◆ **WHAT THE TASK REQUIRES**
Exact repetition of the whole listing is what this exercise asks for.

___

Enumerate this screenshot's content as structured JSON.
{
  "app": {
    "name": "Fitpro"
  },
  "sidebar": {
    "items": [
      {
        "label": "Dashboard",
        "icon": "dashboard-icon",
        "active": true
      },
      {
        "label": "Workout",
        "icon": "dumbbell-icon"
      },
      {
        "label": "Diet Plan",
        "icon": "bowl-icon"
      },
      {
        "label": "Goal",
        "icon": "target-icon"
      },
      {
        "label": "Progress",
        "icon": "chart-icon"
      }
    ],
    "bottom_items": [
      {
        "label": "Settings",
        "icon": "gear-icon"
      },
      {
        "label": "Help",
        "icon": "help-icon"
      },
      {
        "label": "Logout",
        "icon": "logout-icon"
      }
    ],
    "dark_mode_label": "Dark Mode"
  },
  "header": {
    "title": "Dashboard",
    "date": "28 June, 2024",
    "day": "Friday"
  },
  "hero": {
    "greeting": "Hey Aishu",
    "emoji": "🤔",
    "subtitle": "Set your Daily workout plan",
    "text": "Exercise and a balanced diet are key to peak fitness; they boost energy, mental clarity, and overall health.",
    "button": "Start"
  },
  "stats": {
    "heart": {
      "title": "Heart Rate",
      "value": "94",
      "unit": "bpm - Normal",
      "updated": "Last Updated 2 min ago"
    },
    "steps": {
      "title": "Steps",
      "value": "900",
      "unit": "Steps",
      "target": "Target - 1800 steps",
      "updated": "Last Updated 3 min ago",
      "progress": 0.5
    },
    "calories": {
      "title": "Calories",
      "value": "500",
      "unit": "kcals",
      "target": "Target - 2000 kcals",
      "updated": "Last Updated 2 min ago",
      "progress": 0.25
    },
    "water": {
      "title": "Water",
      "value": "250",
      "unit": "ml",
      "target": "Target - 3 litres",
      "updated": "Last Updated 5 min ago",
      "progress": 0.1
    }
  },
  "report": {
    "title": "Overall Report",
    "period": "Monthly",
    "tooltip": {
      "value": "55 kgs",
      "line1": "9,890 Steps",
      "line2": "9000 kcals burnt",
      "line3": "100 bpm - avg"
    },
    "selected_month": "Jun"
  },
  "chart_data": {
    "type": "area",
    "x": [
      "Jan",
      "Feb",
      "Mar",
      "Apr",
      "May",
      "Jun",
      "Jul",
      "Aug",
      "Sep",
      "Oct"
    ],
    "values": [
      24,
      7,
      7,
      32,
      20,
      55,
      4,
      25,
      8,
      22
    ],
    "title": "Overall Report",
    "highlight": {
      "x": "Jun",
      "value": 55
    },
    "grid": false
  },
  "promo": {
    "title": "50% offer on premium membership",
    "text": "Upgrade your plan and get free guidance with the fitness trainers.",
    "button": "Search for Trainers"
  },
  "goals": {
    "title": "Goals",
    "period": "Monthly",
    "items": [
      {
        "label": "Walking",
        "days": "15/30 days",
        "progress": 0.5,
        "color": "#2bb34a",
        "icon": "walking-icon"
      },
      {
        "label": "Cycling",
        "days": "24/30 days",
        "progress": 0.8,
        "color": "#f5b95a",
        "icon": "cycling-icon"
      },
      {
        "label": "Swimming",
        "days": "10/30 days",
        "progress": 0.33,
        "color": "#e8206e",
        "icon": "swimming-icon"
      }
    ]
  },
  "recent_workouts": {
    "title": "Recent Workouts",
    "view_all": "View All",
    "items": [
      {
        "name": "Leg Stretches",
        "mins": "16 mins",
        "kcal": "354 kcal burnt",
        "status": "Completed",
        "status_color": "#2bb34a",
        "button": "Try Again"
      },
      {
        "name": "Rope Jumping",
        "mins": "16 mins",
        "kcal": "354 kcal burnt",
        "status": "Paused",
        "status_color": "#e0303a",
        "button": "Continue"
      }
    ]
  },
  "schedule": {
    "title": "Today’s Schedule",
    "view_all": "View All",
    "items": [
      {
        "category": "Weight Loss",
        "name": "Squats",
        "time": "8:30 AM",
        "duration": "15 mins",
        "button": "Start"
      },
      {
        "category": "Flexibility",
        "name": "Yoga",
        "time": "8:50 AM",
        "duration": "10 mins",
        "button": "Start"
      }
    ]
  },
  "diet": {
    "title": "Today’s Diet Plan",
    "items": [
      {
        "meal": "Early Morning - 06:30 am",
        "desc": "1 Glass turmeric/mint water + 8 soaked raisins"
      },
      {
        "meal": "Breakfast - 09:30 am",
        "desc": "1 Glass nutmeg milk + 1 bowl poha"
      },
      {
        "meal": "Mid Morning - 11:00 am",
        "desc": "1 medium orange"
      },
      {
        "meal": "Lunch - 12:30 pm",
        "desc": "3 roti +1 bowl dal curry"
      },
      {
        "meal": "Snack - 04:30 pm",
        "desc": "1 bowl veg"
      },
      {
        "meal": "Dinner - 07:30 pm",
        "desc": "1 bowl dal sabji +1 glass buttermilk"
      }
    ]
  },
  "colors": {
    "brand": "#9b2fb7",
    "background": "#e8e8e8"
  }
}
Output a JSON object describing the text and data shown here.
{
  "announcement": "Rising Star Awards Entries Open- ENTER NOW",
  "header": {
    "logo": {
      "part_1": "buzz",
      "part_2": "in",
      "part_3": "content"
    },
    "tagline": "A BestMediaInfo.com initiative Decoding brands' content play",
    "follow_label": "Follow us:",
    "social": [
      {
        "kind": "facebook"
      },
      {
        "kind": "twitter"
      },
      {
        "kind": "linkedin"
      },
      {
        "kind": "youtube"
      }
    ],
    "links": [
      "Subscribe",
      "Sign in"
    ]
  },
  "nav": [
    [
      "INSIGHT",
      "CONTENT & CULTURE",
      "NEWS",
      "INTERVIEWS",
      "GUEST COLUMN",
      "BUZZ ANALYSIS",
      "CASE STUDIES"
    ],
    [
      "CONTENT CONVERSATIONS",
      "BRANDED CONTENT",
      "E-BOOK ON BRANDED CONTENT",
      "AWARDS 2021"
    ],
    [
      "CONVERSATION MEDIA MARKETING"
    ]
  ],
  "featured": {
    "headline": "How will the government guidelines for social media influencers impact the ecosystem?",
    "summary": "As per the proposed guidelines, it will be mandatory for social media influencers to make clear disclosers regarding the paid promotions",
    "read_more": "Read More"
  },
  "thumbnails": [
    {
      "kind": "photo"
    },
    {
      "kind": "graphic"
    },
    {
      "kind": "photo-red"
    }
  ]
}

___

◆ **SOLUTION FOR THIS TASK**
Enumerate this screenshot's content as structured JSON.
{
  "app": {
    "name": "Fitpro"
  },
  "sidebar": {
    "items": [
      {
        "label": "Dashboard",
        "icon": "dashboard-icon",
        "active": true
      },
      {
        "label": "Workout",
        "icon": "dumbbell-icon"
      },
      {
        "label": "Diet Plan",
        "icon": "bowl-icon"
      },
      {
        "label": "Goal",
        "icon": "target-icon"
      },
      {
        "label": "Progress",
        "icon": "chart-icon"
      }
    ],
    "bottom_items": [
      {
        "label": "Settings",
        "icon": "gear-icon"
      },
      {
        "label": "Help",
        "icon": "help-icon"
      },
      {
        "label": "Logout",
        "icon": "logout-icon"
      }
    ],
    "dark_mode_label": "Dark Mode"
  },
  "header": {
    "title": "Dashboard",
    "date": "28 June, 2024",
    "day": "Friday"
  },
  "hero": {
    "greeting": "Hey Aishu",
    "emoji": "🤔",
    "subtitle": "Set your Daily workout plan",
    "text": "Exercise and a balanced diet are key to peak fitness; they boost energy, mental clarity, and overall health.",
    "button": "Start"
  },
  "stats": {
    "heart": {
      "title": "Heart Rate",
      "value": "94",
      "unit": "bpm - Normal",
      "updated": "Last Updated 2 min ago"
    },
    "steps": {
      "title": "Steps",
      "value": "900",
      "unit": "Steps",
      "target": "Target - 1800 steps",
      "updated": "Last Updated 3 min ago",
      "progress": 0.5
    },
    "calories": {
      "title": "Calories",
      "value": "500",
      "unit": "kcals",
      "target": "Target - 2000 kcals",
      "updated": "Last Updated 2 min ago",
      "progress": 0.25
    },
    "water": {
      "title": "Water",
      "value": "250",
      "unit": "ml",
      "target": "Target - 3 litres",
      "updated": "Last Updated 5 min ago",
      "progress": 0.1
    }
  },
  "report": {
    "title": "Overall Report",
    "period": "Monthly",
    "tooltip": {
      "value": "55 kgs",
      "line1": "9,890 Steps",
      "line2": "9000 kcals burnt",
      "line3": "100 bpm - avg"
    },
    "selected_month": "Jun"
  },
  "chart_data": {
    "type": "area",
    "x": [
      "Jan",
      "Feb",
      "Mar",
      "Apr",
      "May",
      "Jun",
      "Jul",
      "Aug",
      "Sep",
      "Oct"
    ],
    "values": [
      24,
      7,
      7,
      32,
      20,
      55,
      4,
      25,
      8,
      22
    ],
    "title": "Overall Report",
    "highlight": {
      "x": "Jun",
      "value": 55
    },
    "grid": false
  },
  "promo": {
    "title": "50% offer on premium membership",
    "text": "Upgrade your plan and get free guidance with the fitness trainers.",
    "button": "Search for Trainers"
  },
  "goals": {
    "title": "Goals",
    "period": "Monthly",
    "items": [
      {
        "label": "Walking",
        "days": "15/30 days",
        "progress": 0.5,
        "color": "#2bb34a",
        "icon": "walking-icon"
      },
      {
        "label": "Cycling",
        "days": "24/30 days",
        "progress": 0.8,
        "color": "#f5b95a",
        "icon": "cycling-icon"
      },
      {
        "label": "Swimming",
        "days": "10/30 days",
        "progress": 0.33,
        "color": "#e8206e",
        "icon": "swimming-icon"
      }
    ]
  },
  "recent_workouts": {
    "title": "Recent Workouts",
    "view_all": "View All",
    "items": [
      {
        "name": "Leg Stretches",
        "mins": "16 mins",
        "kcal": "354 kcal burnt",
        "status": "Completed",
        "status_color": "#2bb34a",
        "button": "Try Again"
      },
      {
        "name": "Rope Jumping",
        "mins": "16 mins",
        "kcal": "354 kcal burnt",
        "status": "Paused",
        "status_color": "#e0303a",
        "button": "Continue"
      }
    ]
  },
  "schedule": {
    "title": "Today’s Schedule",
    "view_all": "View All",
    "items": [
      {
        "category": "Weight Loss",
        "name": "Squats",
        "time": "8:30 AM",
        "duration": "15 mins",
        "button": "Start"
      },
      {
        "category": "Flexibility",
        "name": "Yoga",
        "time": "8:50 AM",
        "duration": "10 mins",
        "button": "Start"
      }
    ]
  },
  "diet": {
    "title": "Today’s Diet Plan",
    "items": [
      {
        "meal": "Early Morning - 06:30 am",
        "desc": "1 Glass turmeric/mint water + 8 soaked raisins"
      },
      {
        "meal": "Breakfast - 09:30 am",
        "desc": "1 Glass nutmeg milk + 1 bowl poha"
      },
      {
        "meal": "Mid Morning - 11:00 am",
        "desc": "1 medium orange"
      },
      {
        "meal": "Lunch - 12:30 pm",
        "desc": "3 roti +1 bowl dal curry"
      },
      {
        "meal": "Snack - 04:30 pm",
        "desc": "1 bowl veg"
      },
      {
        "meal": "Dinner - 07:30 pm",
        "desc": "1 bowl dal sabji +1 glass buttermilk"
      }
    ]
  },
  "colors": {
    "brand": "#9b2fb7",
    "background": "#e8e8e8"
  }
}
Output a JSON object describing the text and data shown here.
{
  "announcement": "Rising Star Awards Entries Open- ENTER NOW",
  "header": {
    "logo": {
      "part_1": "buzz",
      "part_2": "in",
      "part_3": "content"
    },
    "tagline": "A BestMediaInfo.com initiative Decoding brands' content play",
    "follow_label": "Follow us:",
    "social": [
      {
        "kind": "facebook"
      },
      {
        "kind": "twitter"
      },
      {
        "kind": "linkedin"
      },
      {
        "kind": "youtube"
      }
    ],
    "links": [
      "Subscribe",
      "Sign in"
    ]
  },
  "nav": [
    [
      "INSIGHT",
      "CONTENT & CULTURE",
      "NEWS",
      "INTERVIEWS",
      "GUEST COLUMN",
      "BUZZ ANALYSIS",
      "CASE STUDIES"
    ],
    [
      "CONTENT CONVERSATIONS",
      "BRANDED CONTENT",
      "E-BOOK ON BRANDED CONTENT",
      "AWARDS 2021"
    ],
    [
      "CONVERSATION MEDIA MARKETING"
    ]
  ],
  "featured": {
    "headline": "How will the government guidelines for social media influencers impact the ecosystem?",
    "summary": "As per the proposed guidelines, it will be mandatory for social media influencers to make clear disclosers regarding the paid promotions",
    "read_more": "Read More"
  },
  "thumbnails": [
    {
      "kind": "photo"
    },
    {
      "kind": "graphic"
    },
    {
      "kind": "photo-red"
    }
  ]
}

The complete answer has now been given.